| Problem details |
An exact copy of all entries is the expected answer.

| Records shown |
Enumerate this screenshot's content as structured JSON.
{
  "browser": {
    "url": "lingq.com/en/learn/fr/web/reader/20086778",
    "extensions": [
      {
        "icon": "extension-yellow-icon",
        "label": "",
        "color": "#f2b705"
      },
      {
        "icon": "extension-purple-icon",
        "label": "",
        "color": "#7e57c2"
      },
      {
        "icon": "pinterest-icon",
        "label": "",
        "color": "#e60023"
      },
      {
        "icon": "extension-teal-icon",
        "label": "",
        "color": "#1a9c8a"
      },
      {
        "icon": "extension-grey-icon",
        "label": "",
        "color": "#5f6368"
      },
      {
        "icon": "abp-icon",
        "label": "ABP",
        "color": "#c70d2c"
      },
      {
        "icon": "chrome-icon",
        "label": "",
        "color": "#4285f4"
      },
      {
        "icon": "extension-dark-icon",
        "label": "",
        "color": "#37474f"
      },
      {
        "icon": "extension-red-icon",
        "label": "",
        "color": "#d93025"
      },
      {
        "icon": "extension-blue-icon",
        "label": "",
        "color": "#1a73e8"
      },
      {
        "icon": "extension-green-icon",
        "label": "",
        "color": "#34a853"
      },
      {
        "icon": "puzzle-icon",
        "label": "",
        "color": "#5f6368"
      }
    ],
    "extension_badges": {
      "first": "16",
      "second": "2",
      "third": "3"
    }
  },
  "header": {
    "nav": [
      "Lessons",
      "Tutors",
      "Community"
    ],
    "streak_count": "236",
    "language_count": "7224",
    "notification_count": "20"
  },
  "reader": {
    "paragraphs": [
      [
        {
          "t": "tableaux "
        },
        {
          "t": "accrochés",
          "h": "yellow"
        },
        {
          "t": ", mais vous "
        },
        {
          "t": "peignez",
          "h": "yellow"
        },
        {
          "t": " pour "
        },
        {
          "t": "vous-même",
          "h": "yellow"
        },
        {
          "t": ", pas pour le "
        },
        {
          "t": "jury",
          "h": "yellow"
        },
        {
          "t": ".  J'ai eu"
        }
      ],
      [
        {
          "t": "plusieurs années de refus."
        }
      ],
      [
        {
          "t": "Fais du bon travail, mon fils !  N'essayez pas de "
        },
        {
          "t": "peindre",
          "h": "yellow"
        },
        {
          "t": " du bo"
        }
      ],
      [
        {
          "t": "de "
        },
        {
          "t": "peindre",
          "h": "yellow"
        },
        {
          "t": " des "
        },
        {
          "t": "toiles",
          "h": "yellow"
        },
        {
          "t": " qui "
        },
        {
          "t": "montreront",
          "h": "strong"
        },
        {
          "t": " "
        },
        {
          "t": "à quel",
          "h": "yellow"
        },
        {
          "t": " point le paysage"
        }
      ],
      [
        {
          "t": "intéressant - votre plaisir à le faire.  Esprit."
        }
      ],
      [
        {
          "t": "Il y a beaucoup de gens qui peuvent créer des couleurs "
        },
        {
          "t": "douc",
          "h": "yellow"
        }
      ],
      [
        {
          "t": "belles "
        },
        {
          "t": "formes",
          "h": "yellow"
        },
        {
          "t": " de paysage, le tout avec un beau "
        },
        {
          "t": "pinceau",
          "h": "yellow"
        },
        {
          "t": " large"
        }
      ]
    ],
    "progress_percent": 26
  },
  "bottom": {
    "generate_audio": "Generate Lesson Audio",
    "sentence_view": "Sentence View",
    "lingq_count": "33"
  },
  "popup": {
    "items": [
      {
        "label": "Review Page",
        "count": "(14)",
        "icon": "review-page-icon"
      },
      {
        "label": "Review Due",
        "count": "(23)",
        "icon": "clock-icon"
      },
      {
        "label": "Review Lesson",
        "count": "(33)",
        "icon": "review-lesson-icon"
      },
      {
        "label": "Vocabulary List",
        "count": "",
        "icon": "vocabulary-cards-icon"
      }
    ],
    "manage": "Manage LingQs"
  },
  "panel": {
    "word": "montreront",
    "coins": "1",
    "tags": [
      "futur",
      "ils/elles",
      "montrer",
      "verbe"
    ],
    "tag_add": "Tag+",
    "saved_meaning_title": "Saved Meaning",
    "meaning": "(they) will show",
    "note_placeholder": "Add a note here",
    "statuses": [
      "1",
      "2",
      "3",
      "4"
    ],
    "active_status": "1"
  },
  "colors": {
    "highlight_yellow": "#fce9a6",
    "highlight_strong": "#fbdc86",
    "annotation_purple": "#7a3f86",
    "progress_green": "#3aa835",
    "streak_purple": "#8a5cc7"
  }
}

| Response |
Enumerate this screenshot's content as structured JSON.
{
  "browser": {
    "url": "lingq.com/en/learn/fr/web/reader/20086778",
    "extensions": [
      {
        "icon": "extension-yellow-icon",
        "label": "",
        "color": "#f2b705"
      },
      {
        "icon": "extension-purple-icon",
        "label": "",
        "color": "#7e57c2"
      },
      {
        "icon": "pinterest-icon",
        "label": "",
        "color": "#e60023"
      },
      {
        "icon": "extension-teal-icon",
        "label": "",
        "color": "#1a9c8a"
      },
      {
        "icon": "extension-grey-icon",
        "label": "",
        "color": "#5f6368"
      },
      {
        "icon": "abp-icon",
        "label": "ABP",
        "color": "#c70d2c"
      },
      {
        "icon": "chrome-icon",
        "label": "",
        "color": "#4285f4"
      },
      {
        "icon": "extension-dark-icon",
        "label": "",
        "color": "#37474f"
      },
      {
        "icon": "extension-red-icon",
        "label": "",
        "color": "#d93025"
      },
      {
        "icon": "extension-blue-icon",
        "label": "",
        "color": "#1a73e8"
      },
      {
        "icon": "extension-green-icon",
        "label": "",
        "color": "#34a853"
      },
      {
        "icon": "puzzle-icon",
        "label": "",
        "color": "#5f6368"
      }
    ],
    "extension_badges": {
      "first": "16",
      "second": "2",
      "third": "3"
    }
  },
  "header": {
    "nav": [
      "Lessons",
      "Tutors",
      "Community"
    ],
    "streak_count": "236",
    "language_count": "7224",
    "notification_count": "20"
  },
  "reader": {
    "paragraphs": [
      [
        {
          "t": "tableaux "
        },
        {
          "t": "accrochés",
          "h": "yellow"
        },
        {
          "t": ", mais vous "
        },
        {
          "t": "peignez",
          "h": "yellow"
        },
        {
          "t": " pour "
        },
        {
          "t": "vous-même",
          "h": "yellow"
        },
        {
          "t": ", pas pour le "
        },
        {
          "t": "jury",
          "h": "yellow"
        },
        {
          "t": ".  J'ai eu"
        }
      ],
      [
        {
          "t": "plusieurs années de refus."
        }
      ],
      [
        {
          "t": "Fais du bon travail, mon fils !  N'essayez pas de "
        },
        {
          "t": "peindre",
          "h": "yellow"
        },
        {
          "t": " du bo"
        }
      ],
      [
        {
          "t": "de "
        },
        {
          "t": "peindre",
          "h": "yellow"
        },
        {
          "t": " des "
        },
        {
          "t": "toiles",
          "h": "yellow"
        },
        {
          "t": " qui "
        },
        {
          "t": "montreront",
          "h": "strong"
        },
        {
          "t": " "
        },
        {
          "t": "à quel",
          "h": "yellow"
        },
        {
          "t": " point le paysage"
        }
      ],
      [
        {
          "t": "intéressant - votre plaisir à le faire.  Esprit."
        }
      ],
      [
        {
          "t": "Il y a beaucoup de gens qui peuvent créer des couleurs "
        },
        {
          "t": "douc",
          "h": "yellow"
        }
      ],
      [
        {
          "t": "belles "
        },
        {
          "t": "formes",
          "h": "yellow"
        },
        {
          "t": " de paysage, le tout avec un beau "
        },
        {
          "t": "pinceau",
          "h": "yellow"
        },
        {
          "t": " large"
        }
      ]
    ],
    "progress_percent": 26
  },
  "bottom": {
    "generate_audio": "Generate Lesson Audio",
    "sentence_view": "Sentence View",
    "lingq_count": "33"
  },
  "popup": {
    "items": [
      {
        "label": "Review Page",
        "count": "(14)",
        "icon": "review-page-icon"
      },
      {
        "label": "Review Due",
        "count": "(23)",
        "icon": "clock-icon"
      },
      {
        "label": "Review Lesson",
        "count": "(33)",
        "icon": "review-lesson-icon"
      },
      {
        "label": "Vocabulary List",
        "count": "",
        "icon": "vocabulary-cards-icon"
      }
    ],
    "manage": "Manage LingQs"
  },
  "panel": {
    "word": "montreront",
    "coins": "1",
    "tags": [
      "futur",
      "ils/elles",
      "montrer",
      "verbe"
    ],
    "tag_add": "Tag+",
    "saved_meaning_title": "Saved Meaning",
    "meaning": "(they) will show",
    "note_placeholder": "Add a note here",
    "statuses": [
      "1",
      "2",
      "3",
      "4"
    ],
    "active_status": "1"
  },
  "colors": {
    "highlight_yellow": "#fce9a6",
    "highlight_strong": "#fbdc86",
    "annotation_purple": "#7a3f86",
    "progress_green": "#3aa835",
    "streak_purple": "#8a5cc7"
  }
}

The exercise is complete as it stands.